WHAT THE EXERCISE ASKS
Report every line of the records below that includes the string "data".

Web page and app entries:
════════

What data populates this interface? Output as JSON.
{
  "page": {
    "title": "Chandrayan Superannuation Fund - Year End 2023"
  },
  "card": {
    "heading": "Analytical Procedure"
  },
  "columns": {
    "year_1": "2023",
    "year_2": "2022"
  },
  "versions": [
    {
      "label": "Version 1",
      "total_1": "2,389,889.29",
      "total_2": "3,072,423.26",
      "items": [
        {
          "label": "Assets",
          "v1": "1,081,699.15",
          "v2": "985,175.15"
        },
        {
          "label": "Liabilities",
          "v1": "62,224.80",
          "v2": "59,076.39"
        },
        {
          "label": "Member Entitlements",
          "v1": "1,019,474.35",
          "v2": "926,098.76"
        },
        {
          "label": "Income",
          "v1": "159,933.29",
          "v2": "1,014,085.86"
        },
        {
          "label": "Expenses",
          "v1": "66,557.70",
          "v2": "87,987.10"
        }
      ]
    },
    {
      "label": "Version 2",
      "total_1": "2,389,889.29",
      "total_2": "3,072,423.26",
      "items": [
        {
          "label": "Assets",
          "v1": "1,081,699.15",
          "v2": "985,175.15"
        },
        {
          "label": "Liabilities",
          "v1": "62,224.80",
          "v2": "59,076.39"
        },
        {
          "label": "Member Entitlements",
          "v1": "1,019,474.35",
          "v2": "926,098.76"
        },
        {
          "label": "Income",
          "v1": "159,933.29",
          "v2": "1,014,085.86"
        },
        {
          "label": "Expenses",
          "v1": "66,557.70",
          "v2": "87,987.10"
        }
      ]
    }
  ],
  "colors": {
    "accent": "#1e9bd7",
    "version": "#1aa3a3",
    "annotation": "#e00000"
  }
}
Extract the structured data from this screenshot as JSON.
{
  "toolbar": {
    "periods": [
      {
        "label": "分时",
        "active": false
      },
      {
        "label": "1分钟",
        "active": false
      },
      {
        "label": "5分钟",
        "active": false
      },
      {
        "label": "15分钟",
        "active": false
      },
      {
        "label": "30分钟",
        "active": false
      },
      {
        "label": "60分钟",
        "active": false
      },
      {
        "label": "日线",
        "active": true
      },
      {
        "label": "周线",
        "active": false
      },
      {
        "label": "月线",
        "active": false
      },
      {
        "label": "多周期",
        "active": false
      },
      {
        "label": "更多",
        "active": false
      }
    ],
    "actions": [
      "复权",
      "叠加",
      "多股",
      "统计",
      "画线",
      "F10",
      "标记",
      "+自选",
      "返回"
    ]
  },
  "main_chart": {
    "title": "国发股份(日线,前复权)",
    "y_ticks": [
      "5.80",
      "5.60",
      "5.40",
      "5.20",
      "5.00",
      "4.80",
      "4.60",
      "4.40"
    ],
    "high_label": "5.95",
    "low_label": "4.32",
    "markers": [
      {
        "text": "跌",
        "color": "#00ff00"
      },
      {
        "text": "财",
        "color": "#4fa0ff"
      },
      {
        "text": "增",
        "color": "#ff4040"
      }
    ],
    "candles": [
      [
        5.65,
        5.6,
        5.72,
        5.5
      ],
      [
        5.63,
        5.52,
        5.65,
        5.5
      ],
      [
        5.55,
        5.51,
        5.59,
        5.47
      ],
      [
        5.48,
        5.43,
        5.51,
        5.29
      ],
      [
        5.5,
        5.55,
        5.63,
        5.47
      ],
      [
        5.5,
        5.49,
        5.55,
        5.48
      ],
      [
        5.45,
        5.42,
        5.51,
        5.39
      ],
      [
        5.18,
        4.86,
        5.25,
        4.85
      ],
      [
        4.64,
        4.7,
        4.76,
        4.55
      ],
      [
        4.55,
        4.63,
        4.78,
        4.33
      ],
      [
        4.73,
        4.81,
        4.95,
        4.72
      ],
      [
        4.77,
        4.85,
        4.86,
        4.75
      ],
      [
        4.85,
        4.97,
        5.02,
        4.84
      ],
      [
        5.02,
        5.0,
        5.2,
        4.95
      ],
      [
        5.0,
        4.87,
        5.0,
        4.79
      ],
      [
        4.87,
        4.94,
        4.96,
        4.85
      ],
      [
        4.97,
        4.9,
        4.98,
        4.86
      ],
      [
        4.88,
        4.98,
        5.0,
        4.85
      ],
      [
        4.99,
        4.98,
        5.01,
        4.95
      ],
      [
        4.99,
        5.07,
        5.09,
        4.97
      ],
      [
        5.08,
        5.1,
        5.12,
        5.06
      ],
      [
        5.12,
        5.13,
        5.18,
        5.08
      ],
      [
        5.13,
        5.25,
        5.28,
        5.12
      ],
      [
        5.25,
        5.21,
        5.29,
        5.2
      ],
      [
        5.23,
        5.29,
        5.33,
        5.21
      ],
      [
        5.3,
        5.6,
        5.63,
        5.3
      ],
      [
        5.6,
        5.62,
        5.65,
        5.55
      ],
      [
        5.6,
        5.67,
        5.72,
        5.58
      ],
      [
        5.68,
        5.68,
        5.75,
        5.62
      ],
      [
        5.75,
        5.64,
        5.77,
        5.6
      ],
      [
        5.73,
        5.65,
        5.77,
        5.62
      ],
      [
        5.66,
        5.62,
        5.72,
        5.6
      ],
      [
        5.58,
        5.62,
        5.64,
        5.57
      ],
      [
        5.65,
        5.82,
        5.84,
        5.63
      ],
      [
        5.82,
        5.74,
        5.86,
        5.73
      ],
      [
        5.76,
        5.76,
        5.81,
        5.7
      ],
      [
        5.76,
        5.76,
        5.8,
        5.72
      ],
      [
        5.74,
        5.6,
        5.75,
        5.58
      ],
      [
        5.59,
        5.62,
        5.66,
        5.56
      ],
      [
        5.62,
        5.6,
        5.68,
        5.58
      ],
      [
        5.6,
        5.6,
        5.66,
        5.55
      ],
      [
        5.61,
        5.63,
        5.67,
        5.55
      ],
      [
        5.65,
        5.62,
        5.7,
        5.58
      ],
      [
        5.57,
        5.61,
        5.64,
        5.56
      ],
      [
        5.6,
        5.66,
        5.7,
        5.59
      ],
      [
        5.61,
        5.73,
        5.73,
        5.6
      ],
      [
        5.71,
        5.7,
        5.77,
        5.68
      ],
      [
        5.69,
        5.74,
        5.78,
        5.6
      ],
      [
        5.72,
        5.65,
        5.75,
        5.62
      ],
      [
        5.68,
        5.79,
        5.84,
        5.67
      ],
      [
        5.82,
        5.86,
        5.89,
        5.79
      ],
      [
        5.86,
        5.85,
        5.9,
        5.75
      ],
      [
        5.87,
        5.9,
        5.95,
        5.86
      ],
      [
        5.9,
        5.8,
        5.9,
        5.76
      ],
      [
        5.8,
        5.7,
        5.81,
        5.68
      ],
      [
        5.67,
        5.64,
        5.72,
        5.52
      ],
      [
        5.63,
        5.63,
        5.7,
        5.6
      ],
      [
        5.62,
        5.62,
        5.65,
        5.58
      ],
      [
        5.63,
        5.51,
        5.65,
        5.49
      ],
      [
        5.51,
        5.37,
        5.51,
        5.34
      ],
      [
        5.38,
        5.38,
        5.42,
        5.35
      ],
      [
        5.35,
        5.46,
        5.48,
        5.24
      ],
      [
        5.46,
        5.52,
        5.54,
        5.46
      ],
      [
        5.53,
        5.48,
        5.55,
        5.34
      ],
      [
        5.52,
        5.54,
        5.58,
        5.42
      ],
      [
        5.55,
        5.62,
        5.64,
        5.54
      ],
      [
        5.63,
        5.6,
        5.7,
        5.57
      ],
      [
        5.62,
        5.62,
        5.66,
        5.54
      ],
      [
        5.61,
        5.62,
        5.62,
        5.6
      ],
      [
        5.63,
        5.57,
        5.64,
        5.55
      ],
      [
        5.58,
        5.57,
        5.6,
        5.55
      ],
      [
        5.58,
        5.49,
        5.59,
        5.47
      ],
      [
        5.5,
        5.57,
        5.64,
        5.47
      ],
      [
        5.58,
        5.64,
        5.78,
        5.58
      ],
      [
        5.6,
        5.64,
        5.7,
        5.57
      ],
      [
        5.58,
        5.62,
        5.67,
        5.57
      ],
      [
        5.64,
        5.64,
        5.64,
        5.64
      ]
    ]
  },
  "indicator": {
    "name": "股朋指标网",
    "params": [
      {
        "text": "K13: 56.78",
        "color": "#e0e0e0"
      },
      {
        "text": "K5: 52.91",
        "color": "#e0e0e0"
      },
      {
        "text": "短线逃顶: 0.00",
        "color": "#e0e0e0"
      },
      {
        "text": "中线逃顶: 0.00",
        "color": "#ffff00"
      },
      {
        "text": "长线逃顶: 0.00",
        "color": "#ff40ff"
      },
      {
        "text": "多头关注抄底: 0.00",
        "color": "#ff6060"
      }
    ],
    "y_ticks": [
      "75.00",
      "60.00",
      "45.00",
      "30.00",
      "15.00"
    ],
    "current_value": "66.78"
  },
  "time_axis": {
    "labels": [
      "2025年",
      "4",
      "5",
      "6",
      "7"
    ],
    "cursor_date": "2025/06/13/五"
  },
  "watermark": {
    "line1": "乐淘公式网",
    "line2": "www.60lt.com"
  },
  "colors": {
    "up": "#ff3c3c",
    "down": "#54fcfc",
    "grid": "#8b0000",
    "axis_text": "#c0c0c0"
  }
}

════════

TASK RESPONSE
What data populates this interface? Output as JSON.
Extract the structured data from this screenshot as JSON.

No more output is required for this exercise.